Sativa vs. Indica Cannabis: What’s the Difference?


When it comes to talking about medical cannabis, two terms you hear a lot about are the cannabis species Sativa and Indica.

If you were in a field of cannabis, you could actually tell quite easily which plant is Indica and which is Sativa. A general rule of thumb is that cannabis Sativa grows taller and has thinner leaves compared to cannabis Indica which is shorter, bushier and has wider leaves.

But most people are not interested in the physical characteristics or find themselves in a field of cannabis! What you have likely heard more about is the purported difference in effect that Sativa and Indica can have when consumed. Before we get into that, there are a couple of things to understand about cannabis and its effects in general. 

Medical cannabis affects everyone differently

The first thing to understand is that like any other medicine, cannabis affects everyone differently. Your own personal physiology, mental health, metabolism and diet play an integral role in your personal experience with medical cannabis.  

To safely figure out the effects medical cannabis might have on you, your best first step is to talk to a medical professional and see if medical cannabis is right for you. Be sure to ask lots of questions! 

When first taking cannabis, it is always recommended to start low and slow, to judge what dosage levels work best for you. It is, of course, always recommended to follow your physicians’ instructions. Keeping a journal may help if you are new to cannabis as you will soon learn that there are many different varieties with a variety of consumption methods from pre-rolled ‘joints’ to tinctures, edibles, beverages, creams, patches, pills and even suppositories. Each of these cannabis varieties and consumption methods have different reported benefits and effects.

Different methods of consuming cannabis will give different effects, as well as a different duration of these effects.  

For example, when smoking/vaping cannabis the effects start within minutes, peak within the first 10 -30 minutes and last for a couple hours; whereas, edibles can take up to an hour to feel the effects but can last for many hours.

Just like many things on the Internet, there is just as much misinformation as there is information and cannabis has quite a colorful past.
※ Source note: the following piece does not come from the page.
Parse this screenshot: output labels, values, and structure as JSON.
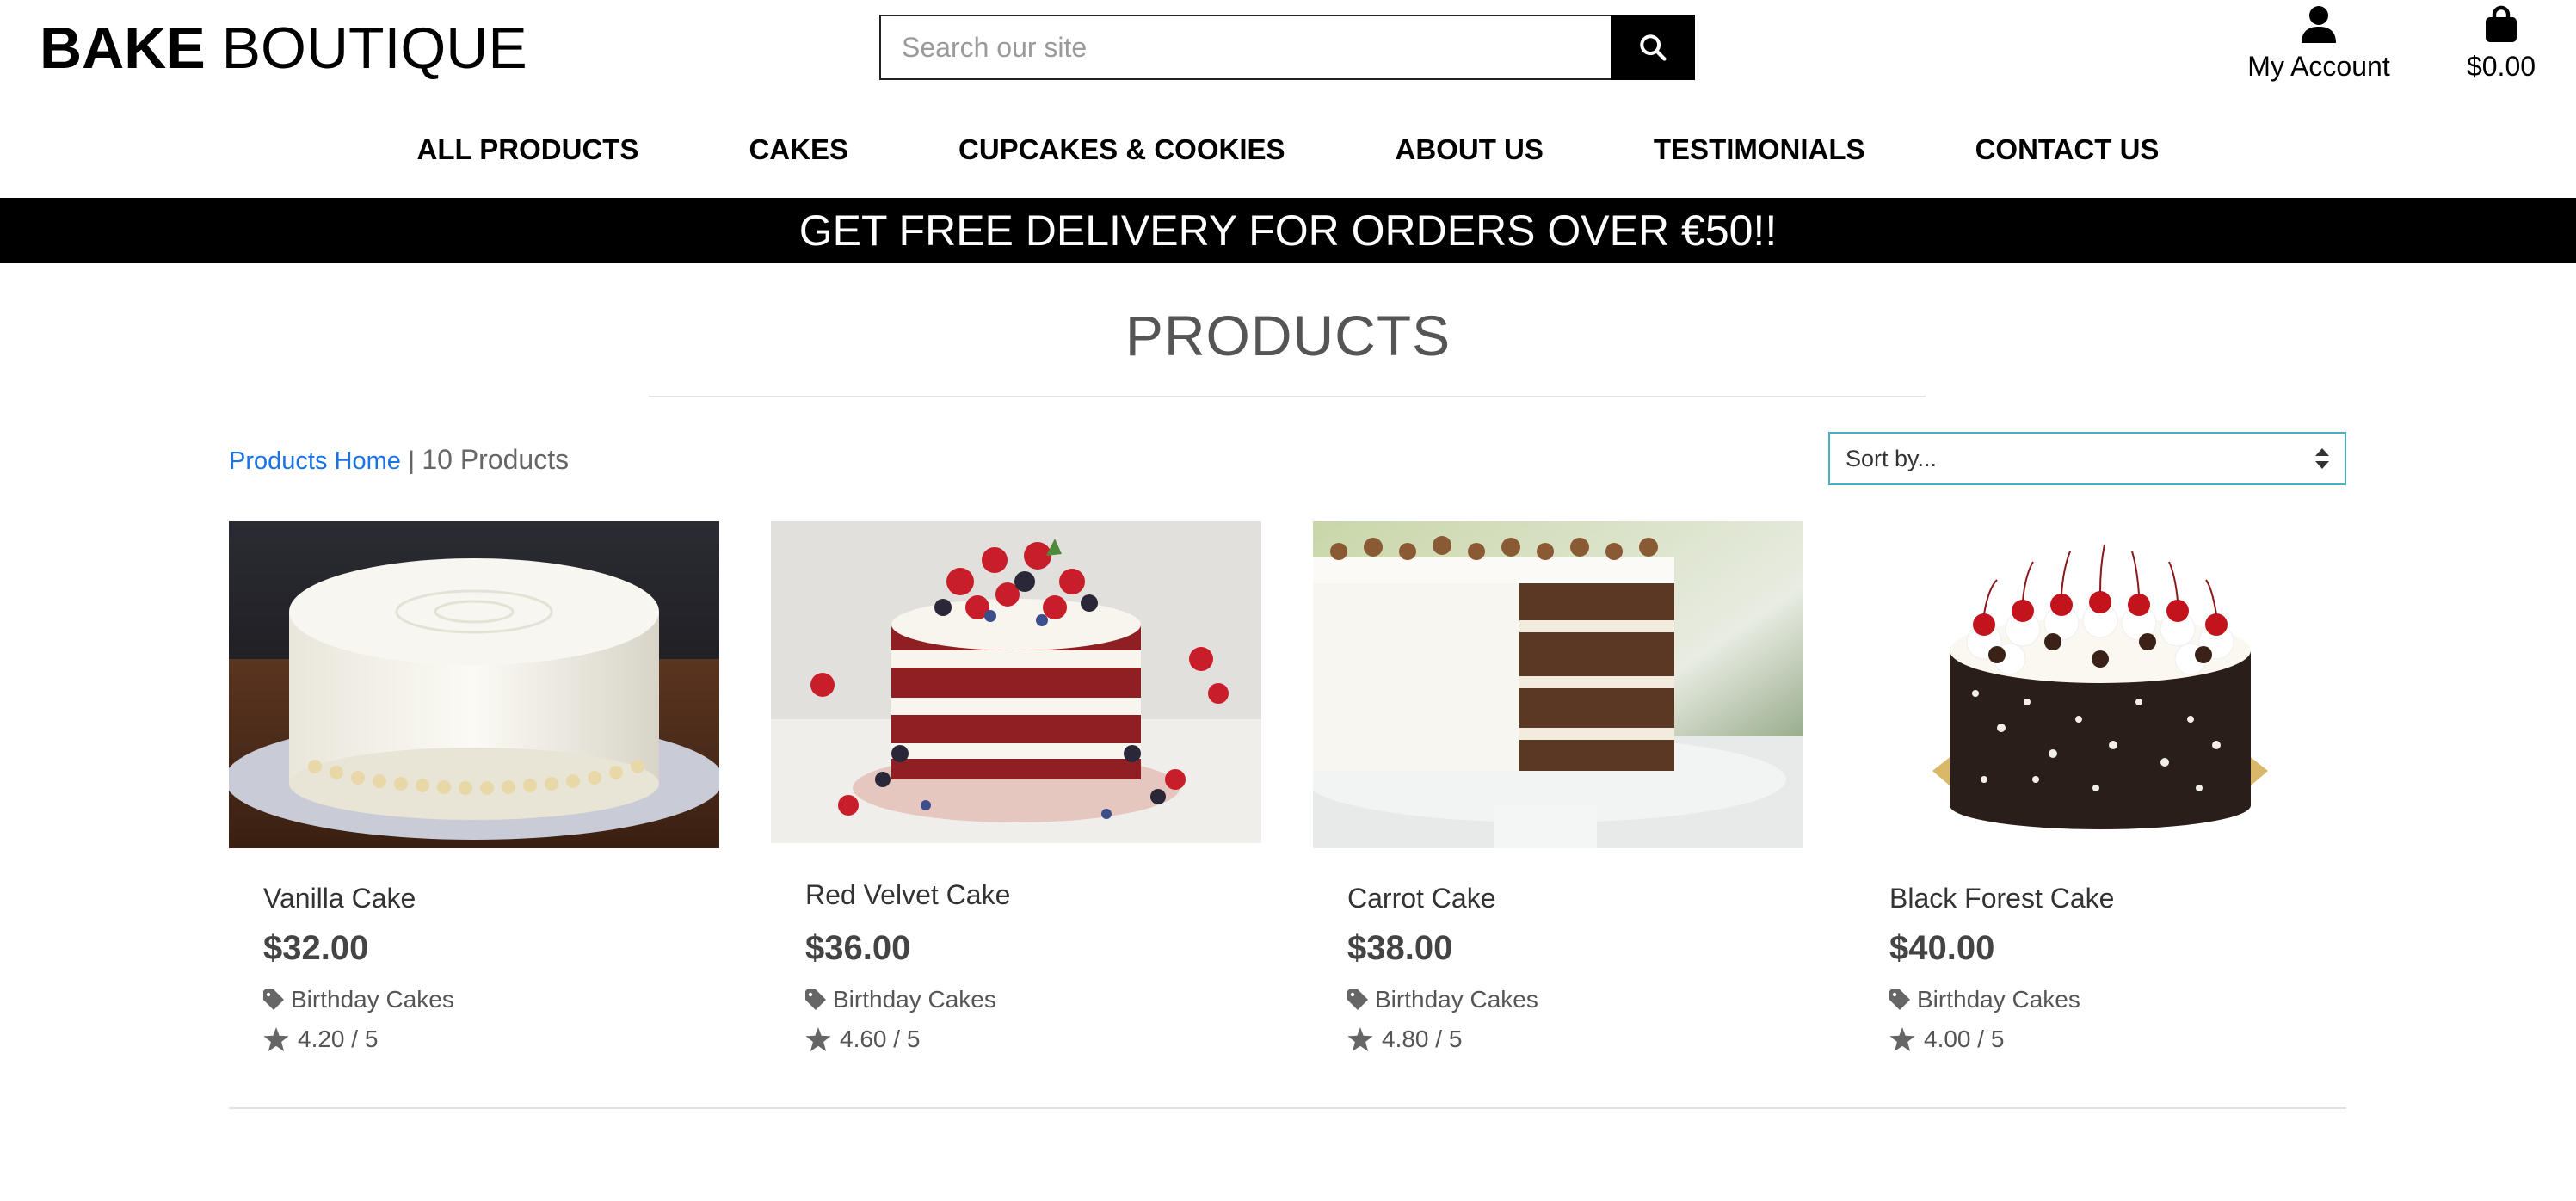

Thanks to an increase in scientific research on cannabis over the past few years, we are starting to scratch the surface of all the medical benefits from the cannabis Sativa and cannabis Indica plants.
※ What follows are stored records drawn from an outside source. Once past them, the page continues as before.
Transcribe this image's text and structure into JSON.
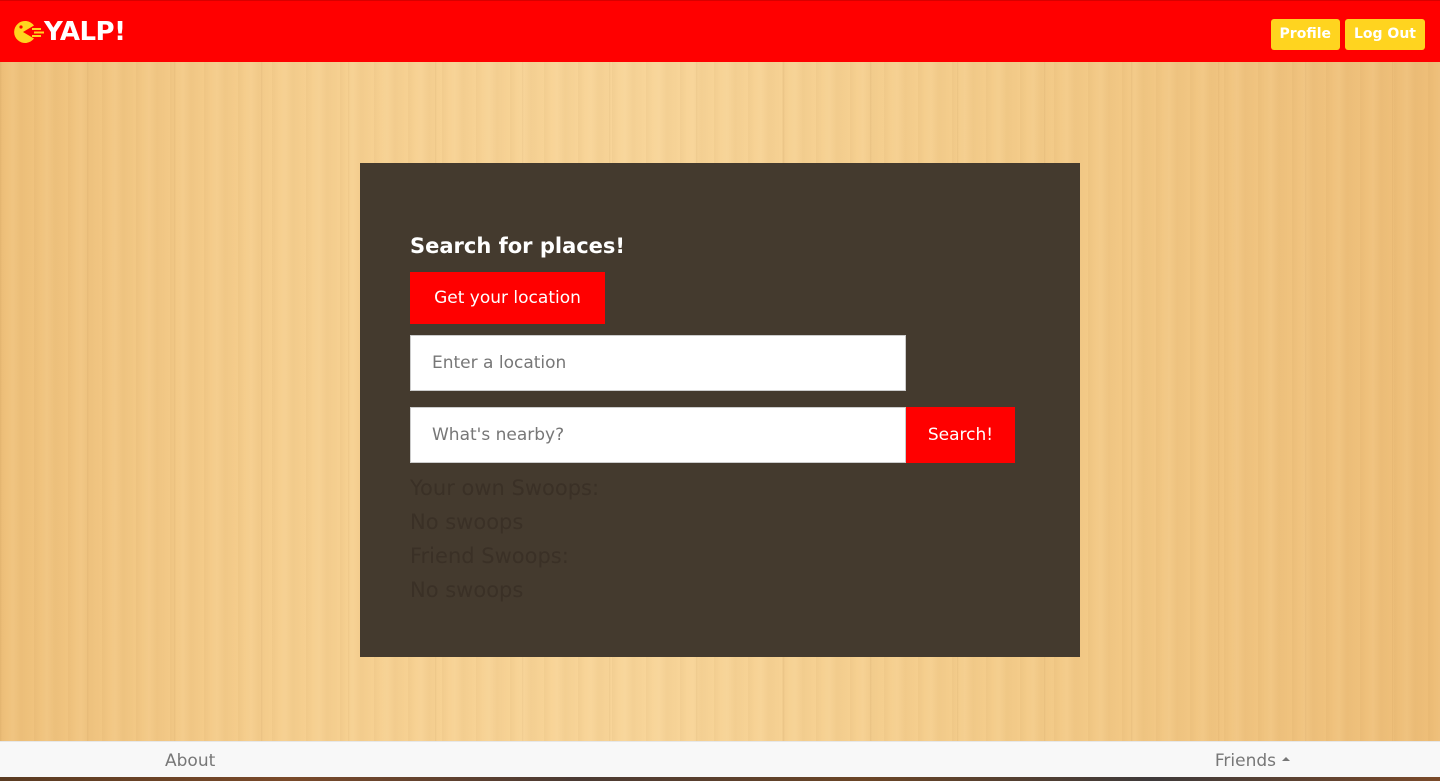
{
  "header": {
    "brand_text": "YALP!",
    "brand_icon": "pacman-logo-icon",
    "profile_label": "Profile",
    "logout_label": "Log Out"
  },
  "search_panel": {
    "title": "Search for places!",
    "location_button_label": "Get your location",
    "location_input": {
      "value": "",
      "placeholder": "Enter a location"
    },
    "nearby_input": {
      "value": "",
      "placeholder": "What's nearby?"
    },
    "search_button_label": "Search!",
    "own_swoops_heading": "Your own Swoops:",
    "own_swoops_empty": "No swoops",
    "friend_swoops_heading": "Friend Swoops:",
    "friend_swoops_empty": "No swoops"
  },
  "footer": {
    "about_label": "About",
    "friends_label": "Friends",
    "friends_icon": "caret-up-icon"
  },
  "colors": {
    "brand_red": "#ff0000",
    "nav_button_yellow": "#ffd41f",
    "panel_brown": "#443a2e",
    "swoops_text": "#3a3026",
    "footer_bg": "#f8f8f8"
  }
}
Common effects of Cannabis 

According to documented research on Sativa and Indica, the common effects of cannabis include: a sense of elation, euphoria, wellbeing, spontaneous laughter, increased appetite, dry mouth and possibly a quiet and reflective mood.  

In a comprehensive review in 2017 by the U. S. National Academies of Sciences into the health effects of cannabis, they found conclusive evidence that cannabis can help manage chronic pain, nausea from chemotherapy treatment, some symptoms of MS, epilepsy, fibromyalgia, sleep apnea, Tourette’s syndrome and anxiety.

Common reported effects of Sativa

Sativa strains are more known to be uplifting, an elevation of mood or an energizing effect that can help:

  • Reduce stress or anxiety
  • Stimulate creativity
  • Migraine and headache relief
  • Helps relief symptoms of depression
  • Increases appetite
  • Increase sense of well being

Common reported effects of Indica

Indica strains are more known to be typically associated with deep relaxation and having full body effects.

  • Relieves aches and pains
  • Aids with sleep
  • Anti-Inflammatory
  • Stimulates the appetite
  • Reduces stress and anxiety
  • Relieves spasms and seizures

All this being said researchers are starting to discover that it is less about the individual strain but rather the strains individual cannabinoid and terpene content. But in a nutshell, cannabinoids and terpenes are the compounds found within cannabis that determine the strains overall characteristics and effects. So use these “rules of thumb” about the common effects of Sativa and Indica as just that, and talk to a medical professional about what strains of cannabis might be right for you.